Stored data
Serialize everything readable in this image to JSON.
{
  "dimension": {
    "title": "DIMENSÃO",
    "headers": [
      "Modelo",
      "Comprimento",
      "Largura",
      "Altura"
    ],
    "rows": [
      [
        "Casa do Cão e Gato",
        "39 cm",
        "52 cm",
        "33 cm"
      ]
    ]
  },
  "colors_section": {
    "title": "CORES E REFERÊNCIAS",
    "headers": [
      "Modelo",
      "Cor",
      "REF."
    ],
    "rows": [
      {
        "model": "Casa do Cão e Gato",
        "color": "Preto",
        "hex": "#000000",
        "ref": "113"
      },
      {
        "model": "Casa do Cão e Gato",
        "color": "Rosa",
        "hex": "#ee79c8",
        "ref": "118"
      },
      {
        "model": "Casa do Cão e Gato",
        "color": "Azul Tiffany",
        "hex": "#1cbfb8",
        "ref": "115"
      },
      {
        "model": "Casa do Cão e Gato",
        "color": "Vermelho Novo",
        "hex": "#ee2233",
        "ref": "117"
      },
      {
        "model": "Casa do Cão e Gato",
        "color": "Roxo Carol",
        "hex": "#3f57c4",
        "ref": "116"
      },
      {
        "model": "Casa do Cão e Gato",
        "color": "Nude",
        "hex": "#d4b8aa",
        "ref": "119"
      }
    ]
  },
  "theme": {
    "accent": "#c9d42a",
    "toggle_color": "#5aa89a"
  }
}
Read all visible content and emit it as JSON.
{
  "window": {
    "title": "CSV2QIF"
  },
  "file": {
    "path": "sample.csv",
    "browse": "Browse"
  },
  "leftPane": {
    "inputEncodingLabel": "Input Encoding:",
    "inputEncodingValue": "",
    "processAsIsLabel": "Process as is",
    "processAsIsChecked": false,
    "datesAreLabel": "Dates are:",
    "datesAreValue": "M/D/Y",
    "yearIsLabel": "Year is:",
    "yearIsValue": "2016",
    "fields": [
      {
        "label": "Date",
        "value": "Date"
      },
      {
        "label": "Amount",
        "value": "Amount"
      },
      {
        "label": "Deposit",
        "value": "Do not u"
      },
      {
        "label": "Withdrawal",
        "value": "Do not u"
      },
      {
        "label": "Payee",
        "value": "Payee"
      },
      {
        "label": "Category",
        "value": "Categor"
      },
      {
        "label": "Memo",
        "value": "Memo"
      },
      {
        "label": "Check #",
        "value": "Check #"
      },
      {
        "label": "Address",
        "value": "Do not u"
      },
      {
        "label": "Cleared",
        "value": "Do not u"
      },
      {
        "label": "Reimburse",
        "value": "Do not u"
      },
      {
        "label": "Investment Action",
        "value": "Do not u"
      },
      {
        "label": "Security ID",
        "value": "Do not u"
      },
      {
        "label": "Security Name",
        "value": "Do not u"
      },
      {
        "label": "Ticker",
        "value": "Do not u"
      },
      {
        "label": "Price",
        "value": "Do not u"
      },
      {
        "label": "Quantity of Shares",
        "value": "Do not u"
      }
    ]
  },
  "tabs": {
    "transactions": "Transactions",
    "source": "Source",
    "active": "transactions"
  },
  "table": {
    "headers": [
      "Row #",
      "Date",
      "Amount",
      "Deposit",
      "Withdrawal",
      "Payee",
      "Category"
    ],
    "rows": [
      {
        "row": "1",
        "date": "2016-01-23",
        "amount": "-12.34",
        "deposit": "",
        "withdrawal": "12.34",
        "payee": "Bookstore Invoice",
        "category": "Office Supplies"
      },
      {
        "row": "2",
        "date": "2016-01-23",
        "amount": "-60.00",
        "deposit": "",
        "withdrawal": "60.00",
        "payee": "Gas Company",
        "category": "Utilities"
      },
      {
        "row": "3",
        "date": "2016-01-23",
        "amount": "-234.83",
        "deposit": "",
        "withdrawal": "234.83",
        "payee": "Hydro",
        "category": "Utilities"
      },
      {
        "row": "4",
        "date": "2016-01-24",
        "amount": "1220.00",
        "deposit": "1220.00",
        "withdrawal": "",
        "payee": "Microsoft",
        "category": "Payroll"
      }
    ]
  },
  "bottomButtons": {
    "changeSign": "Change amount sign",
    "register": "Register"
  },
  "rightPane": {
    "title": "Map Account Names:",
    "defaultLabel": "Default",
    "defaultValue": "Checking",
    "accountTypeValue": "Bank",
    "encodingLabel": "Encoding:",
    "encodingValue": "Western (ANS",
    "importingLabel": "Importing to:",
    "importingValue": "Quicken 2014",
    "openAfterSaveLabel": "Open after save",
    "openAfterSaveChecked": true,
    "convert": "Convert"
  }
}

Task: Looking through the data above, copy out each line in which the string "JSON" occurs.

The completed task:
Serialize everything readable in this image to JSON.
Read all visible content and emit it as JSON.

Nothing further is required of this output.